_Exercise directions_
Write the entries below again, precisely as they appear.
[Records to use Boundary: Start]
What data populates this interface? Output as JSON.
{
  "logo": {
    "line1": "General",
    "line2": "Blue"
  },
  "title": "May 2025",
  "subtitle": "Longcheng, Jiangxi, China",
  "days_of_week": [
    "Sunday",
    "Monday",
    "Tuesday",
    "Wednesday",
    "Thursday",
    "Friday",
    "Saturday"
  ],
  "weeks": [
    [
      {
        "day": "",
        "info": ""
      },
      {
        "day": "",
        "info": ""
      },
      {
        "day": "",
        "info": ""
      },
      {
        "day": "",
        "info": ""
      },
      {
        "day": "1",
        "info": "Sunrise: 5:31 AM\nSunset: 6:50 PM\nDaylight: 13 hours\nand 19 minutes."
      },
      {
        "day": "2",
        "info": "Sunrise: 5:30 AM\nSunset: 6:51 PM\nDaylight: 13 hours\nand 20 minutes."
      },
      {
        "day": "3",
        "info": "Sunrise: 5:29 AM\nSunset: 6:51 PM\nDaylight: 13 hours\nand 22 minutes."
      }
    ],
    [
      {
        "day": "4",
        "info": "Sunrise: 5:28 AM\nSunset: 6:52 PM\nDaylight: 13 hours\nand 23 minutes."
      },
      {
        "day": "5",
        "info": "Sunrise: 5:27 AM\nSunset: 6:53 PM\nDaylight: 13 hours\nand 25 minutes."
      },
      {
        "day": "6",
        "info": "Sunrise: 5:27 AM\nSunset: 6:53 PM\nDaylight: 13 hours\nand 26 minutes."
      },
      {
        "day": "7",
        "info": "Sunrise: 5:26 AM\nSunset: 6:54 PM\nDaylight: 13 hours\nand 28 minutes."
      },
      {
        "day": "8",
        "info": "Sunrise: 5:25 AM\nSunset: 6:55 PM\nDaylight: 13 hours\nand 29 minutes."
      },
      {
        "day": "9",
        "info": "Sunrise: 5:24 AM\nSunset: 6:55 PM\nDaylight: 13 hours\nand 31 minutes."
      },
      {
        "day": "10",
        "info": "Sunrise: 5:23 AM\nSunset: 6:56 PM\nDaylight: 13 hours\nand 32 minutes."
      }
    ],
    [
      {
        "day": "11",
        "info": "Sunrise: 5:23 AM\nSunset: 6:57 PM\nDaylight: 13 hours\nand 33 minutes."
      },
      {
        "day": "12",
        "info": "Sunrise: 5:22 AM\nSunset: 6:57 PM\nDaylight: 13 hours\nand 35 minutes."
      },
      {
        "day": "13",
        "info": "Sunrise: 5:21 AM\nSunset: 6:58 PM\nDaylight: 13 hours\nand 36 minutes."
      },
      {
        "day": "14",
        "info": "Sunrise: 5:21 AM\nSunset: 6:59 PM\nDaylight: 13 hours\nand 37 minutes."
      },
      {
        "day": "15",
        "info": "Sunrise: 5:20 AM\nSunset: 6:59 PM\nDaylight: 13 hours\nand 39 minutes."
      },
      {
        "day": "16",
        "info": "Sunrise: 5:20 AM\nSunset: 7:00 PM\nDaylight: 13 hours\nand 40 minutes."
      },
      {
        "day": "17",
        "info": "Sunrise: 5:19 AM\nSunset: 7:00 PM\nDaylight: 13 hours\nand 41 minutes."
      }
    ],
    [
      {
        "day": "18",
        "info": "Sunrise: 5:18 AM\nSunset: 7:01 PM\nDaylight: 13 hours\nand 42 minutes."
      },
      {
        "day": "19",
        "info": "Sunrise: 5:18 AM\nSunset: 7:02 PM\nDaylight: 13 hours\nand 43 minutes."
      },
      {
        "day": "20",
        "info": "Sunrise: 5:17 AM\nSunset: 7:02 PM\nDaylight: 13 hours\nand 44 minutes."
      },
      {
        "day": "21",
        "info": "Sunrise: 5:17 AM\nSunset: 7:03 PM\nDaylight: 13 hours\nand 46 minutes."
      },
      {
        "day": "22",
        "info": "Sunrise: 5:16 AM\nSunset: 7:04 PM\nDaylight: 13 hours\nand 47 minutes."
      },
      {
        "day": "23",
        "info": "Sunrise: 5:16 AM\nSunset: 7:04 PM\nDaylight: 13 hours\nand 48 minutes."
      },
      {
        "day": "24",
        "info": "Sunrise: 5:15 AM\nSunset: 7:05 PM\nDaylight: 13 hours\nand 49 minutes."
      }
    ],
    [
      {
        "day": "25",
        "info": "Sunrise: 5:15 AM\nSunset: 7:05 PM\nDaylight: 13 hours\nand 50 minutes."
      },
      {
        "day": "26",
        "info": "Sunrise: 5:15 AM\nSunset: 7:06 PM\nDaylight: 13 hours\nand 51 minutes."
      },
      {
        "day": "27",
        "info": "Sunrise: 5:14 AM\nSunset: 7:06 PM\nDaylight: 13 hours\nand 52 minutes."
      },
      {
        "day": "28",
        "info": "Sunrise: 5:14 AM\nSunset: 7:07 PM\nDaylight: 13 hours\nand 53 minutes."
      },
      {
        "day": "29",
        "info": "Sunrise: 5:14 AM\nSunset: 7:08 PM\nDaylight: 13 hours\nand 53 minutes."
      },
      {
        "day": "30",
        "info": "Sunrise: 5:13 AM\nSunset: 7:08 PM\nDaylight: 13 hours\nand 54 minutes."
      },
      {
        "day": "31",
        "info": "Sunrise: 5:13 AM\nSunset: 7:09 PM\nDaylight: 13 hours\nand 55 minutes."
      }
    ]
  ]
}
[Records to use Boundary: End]
_Solution for this exercise_
What data populates this interface? Output as JSON.
{
  "logo": {
    "line1": "General",
    "line2": "Blue"
  },
  "title": "May 2025",
  "subtitle": "Longcheng, Jiangxi, China",
  "days_of_week": [
    "Sunday",
    "Monday",
    "Tuesday",
    "Wednesday",
    "Thursday",
    "Friday",
    "Saturday"
  ],
  "weeks": [
    [
      {
        "day": "",
        "info": ""
      },
      {
        "day": "",
        "info": ""
      },
      {
        "day": "",
        "info": ""
      },
      {
        "day": "",
        "info": ""
      },
      {
        "day": "1",
        "info": "Sunrise: 5:31 AM\nSunset: 6:50 PM\nDaylight: 13 hours\nand 19 minutes."
      },
      {
        "day": "2",
        "info": "Sunrise: 5:30 AM\nSunset: 6:51 PM\nDaylight: 13 hours\nand 20 minutes."
      },
      {
        "day": "3",
        "info": "Sunrise: 5:29 AM\nSunset: 6:51 PM\nDaylight: 13 hours\nand 22 minutes."
      }
    ],
    [
      {
        "day": "4",
        "info": "Sunrise: 5:28 AM\nSunset: 6:52 PM\nDaylight: 13 hours\nand 23 minutes."
      },
      {
        "day": "5",
        "info": "Sunrise: 5:27 AM\nSunset: 6:53 PM\nDaylight: 13 hours\nand 25 minutes."
      },
      {
        "day": "6",
        "info": "Sunrise: 5:27 AM\nSunset: 6:53 PM\nDaylight: 13 hours\nand 26 minutes."
      },
      {
        "day": "7",
        "info": "Sunrise: 5:26 AM\nSunset: 6:54 PM\nDaylight: 13 hours\nand 28 minutes."
      },
      {
        "day": "8",
        "info": "Sunrise: 5:25 AM\nSunset: 6:55 PM\nDaylight: 13 hours\nand 29 minutes."
      },
      {
        "day": "9",
        "info": "Sunrise: 5:24 AM\nSunset: 6:55 PM\nDaylight: 13 hours\nand 31 minutes."
      },
      {
        "day": "10",
        "info": "Sunrise: 5:23 AM\nSunset: 6:56 PM\nDaylight: 13 hours\nand 32 minutes."
      }
    ],
    [
      {
        "day": "11",
        "info": "Sunrise: 5:23 AM\nSunset: 6:57 PM\nDaylight: 13 hours\nand 33 minutes."
      },
      {
        "day": "12",
        "info": "Sunrise: 5:22 AM\nSunset: 6:57 PM\nDaylight: 13 hours\nand 35 minutes."
      },
      {
        "day": "13",
        "info": "Sunrise: 5:21 AM\nSunset: 6:58 PM\nDaylight: 13 hours\nand 36 minutes."
      },
      {
        "day": "14",
        "info": "Sunrise: 5:21 AM\nSunset: 6:59 PM\nDaylight: 13 hours\nand 37 minutes."
      },
      {
        "day": "15",
        "info": "Sunrise: 5:20 AM\nSunset: 6:59 PM\nDaylight: 13 hours\nand 39 minutes."
      },
      {
        "day": "16",
        "info": "Sunrise: 5:20 AM\nSunset: 7:00 PM\nDaylight: 13 hours\nand 40 minutes."
      },
      {
        "day": "17",
        "info": "Sunrise: 5:19 AM\nSunset: 7:00 PM\nDaylight: 13 hours\nand 41 minutes."
      }
    ],
    [
      {
        "day": "18",
        "info": "Sunrise: 5:18 AM\nSunset: 7:01 PM\nDaylight: 13 hours\nand 42 minutes."
      },
      {
        "day": "19",
        "info": "Sunrise: 5:18 AM\nSunset: 7:02 PM\nDaylight: 13 hours\nand 43 minutes."
      },
      {
        "day": "20",
        "info": "Sunrise: 5:17 AM\nSunset: 7:02 PM\nDaylight: 13 hours\nand 44 minutes."
      },
      {
        "day": "21",
        "info": "Sunrise: 5:17 AM\nSunset: 7:03 PM\nDaylight: 13 hours\nand 46 minutes."
      },
      {
        "day": "22",
        "info": "Sunrise: 5:16 AM\nSunset: 7:04 PM\nDaylight: 13 hours\nand 47 minutes."
      },
      {
        "day": "23",
        "info": "Sunrise: 5:16 AM\nSunset: 7:04 PM\nDaylight: 13 hours\nand 48 minutes."
      },
      {
        "day": "24",
        "info": "Sunrise: 5:15 AM\nSunset: 7:05 PM\nDaylight: 13 hours\nand 49 minutes."
      }
    ],
    [
      {
        "day": "25",
        "info": "Sunrise: 5:15 AM\nSunset: 7:05 PM\nDaylight: 13 hours\nand 50 minutes."
      },
      {
        "day": "26",
        "info": "Sunrise: 5:15 AM\nSunset: 7:06 PM\nDaylight: 13 hours\nand 51 minutes."
      },
      {
        "day": "27",
        "info": "Sunrise: 5:14 AM\nSunset: 7:06 PM\nDaylight: 13 hours\nand 52 minutes."
      },
      {
        "day": "28",
        "info": "Sunrise: 5:14 AM\nSunset: 7:07 PM\nDaylight: 13 hours\nand 53 minutes."
      },
      {
        "day": "29",
        "info": "Sunrise: 5:14 AM\nSunset: 7:08 PM\nDaylight: 13 hours\nand 53 minutes."
      },
      {
        "day": "30",
        "info": "Sunrise: 5:13 AM\nSunset: 7:08 PM\nDaylight: 13 hours\nand 54 minutes."
      },
      {
        "day": "31",
        "info": "Sunrise: 5:13 AM\nSunset: 7:09 PM\nDaylight: 13 hours\nand 55 minutes."
      }
    ]
  ]
}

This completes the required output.